- Your objective
Every line holding the string "value" should be copied out of the listing.

# # # # #

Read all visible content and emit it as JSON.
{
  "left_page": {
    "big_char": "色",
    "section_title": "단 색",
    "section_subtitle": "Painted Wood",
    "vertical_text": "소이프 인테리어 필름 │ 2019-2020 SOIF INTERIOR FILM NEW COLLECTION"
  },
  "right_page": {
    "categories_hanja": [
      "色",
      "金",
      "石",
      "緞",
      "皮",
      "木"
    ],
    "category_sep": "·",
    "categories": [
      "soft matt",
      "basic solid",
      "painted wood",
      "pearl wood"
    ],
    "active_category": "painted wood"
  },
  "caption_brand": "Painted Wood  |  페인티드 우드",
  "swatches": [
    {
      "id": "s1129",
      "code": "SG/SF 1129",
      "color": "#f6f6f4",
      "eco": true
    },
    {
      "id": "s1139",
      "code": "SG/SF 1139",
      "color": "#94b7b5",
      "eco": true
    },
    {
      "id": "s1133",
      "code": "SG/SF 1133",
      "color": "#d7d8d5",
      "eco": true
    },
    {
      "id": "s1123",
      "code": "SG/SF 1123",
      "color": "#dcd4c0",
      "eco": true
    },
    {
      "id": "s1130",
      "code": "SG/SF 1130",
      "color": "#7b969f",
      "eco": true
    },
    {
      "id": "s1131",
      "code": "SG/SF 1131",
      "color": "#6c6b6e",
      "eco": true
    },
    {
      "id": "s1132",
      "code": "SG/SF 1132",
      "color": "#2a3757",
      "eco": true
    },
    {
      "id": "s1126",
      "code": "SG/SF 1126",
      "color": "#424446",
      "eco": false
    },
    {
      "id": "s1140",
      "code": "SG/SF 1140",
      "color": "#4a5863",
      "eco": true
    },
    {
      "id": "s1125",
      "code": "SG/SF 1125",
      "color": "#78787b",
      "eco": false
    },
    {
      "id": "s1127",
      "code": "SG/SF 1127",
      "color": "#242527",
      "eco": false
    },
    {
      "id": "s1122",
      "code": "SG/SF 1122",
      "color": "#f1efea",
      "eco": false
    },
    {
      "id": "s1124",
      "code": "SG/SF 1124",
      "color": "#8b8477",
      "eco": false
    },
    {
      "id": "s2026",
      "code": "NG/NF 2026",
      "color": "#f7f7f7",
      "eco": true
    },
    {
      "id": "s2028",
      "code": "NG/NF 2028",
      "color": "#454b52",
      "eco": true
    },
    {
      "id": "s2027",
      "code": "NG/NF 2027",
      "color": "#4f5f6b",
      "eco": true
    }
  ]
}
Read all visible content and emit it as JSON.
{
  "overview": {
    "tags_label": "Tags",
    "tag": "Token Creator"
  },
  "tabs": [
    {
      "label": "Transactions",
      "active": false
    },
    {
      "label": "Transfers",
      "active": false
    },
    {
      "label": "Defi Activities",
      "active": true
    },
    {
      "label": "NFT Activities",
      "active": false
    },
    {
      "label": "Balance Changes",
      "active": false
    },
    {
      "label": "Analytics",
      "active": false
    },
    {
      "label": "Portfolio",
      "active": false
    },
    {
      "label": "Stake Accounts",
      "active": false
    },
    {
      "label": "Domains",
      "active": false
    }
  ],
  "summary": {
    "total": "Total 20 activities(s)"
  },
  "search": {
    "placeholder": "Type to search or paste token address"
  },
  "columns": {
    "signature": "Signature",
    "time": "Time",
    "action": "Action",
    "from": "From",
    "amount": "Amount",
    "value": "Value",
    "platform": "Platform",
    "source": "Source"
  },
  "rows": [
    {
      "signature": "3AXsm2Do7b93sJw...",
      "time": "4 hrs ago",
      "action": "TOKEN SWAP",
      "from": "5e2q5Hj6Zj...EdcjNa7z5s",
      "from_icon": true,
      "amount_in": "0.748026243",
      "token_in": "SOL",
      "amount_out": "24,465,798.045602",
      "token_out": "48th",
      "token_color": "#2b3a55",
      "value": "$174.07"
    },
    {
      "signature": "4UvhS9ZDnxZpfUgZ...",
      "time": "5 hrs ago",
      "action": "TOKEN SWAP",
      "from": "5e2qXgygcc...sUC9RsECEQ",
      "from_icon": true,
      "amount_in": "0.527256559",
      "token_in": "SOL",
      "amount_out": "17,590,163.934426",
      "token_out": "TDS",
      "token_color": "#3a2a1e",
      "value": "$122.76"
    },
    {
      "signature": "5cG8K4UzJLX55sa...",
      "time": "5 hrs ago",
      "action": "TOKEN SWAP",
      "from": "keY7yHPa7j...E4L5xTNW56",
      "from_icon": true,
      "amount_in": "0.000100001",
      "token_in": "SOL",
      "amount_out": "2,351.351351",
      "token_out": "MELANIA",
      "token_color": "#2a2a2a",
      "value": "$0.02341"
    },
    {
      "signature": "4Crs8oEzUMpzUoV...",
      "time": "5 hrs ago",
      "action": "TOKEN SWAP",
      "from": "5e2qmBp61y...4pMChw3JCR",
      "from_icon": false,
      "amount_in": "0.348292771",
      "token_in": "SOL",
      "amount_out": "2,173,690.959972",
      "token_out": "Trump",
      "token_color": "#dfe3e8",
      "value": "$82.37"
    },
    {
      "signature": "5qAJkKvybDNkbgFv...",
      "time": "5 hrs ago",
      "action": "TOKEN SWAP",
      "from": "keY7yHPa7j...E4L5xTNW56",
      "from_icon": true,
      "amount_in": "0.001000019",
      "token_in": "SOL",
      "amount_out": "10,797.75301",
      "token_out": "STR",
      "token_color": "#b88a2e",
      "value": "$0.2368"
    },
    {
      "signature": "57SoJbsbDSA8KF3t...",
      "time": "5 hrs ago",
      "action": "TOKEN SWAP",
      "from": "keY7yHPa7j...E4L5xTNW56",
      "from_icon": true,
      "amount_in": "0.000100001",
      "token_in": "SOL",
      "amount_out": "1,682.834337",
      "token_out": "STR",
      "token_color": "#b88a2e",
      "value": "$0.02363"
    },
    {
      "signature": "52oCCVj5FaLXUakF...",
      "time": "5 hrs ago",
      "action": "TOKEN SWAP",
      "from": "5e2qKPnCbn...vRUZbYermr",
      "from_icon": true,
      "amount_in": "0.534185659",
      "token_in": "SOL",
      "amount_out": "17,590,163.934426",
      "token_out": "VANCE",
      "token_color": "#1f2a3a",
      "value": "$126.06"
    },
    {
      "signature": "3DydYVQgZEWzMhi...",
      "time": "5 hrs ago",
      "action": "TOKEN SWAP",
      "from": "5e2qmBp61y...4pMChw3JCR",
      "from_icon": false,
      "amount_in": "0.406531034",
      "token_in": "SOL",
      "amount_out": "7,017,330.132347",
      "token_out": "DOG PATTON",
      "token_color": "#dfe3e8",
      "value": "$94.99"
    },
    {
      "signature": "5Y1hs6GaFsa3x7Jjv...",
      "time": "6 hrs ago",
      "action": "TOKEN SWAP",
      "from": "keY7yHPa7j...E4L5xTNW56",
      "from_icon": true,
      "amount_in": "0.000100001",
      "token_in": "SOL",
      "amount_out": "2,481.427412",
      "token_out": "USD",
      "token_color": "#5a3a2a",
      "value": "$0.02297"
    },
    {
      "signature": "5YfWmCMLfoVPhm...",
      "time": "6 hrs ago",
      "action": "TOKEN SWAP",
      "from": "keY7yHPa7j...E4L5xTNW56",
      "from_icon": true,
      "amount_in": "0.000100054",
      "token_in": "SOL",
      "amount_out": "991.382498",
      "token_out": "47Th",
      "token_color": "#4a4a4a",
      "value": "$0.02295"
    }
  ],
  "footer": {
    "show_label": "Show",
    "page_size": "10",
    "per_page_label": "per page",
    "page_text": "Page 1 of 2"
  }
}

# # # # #

- Exercise result
    "value": "Value",
      "value": "$174.07"
      "value": "$122.76"
      "value": "$0.02341"
      "value": "$82.37"
      "value": "$0.2368"
      "value": "$0.02363"
      "value": "$126.06"
      "value": "$94.99"
      "value": "$0.02297"
      "value": "$0.02295"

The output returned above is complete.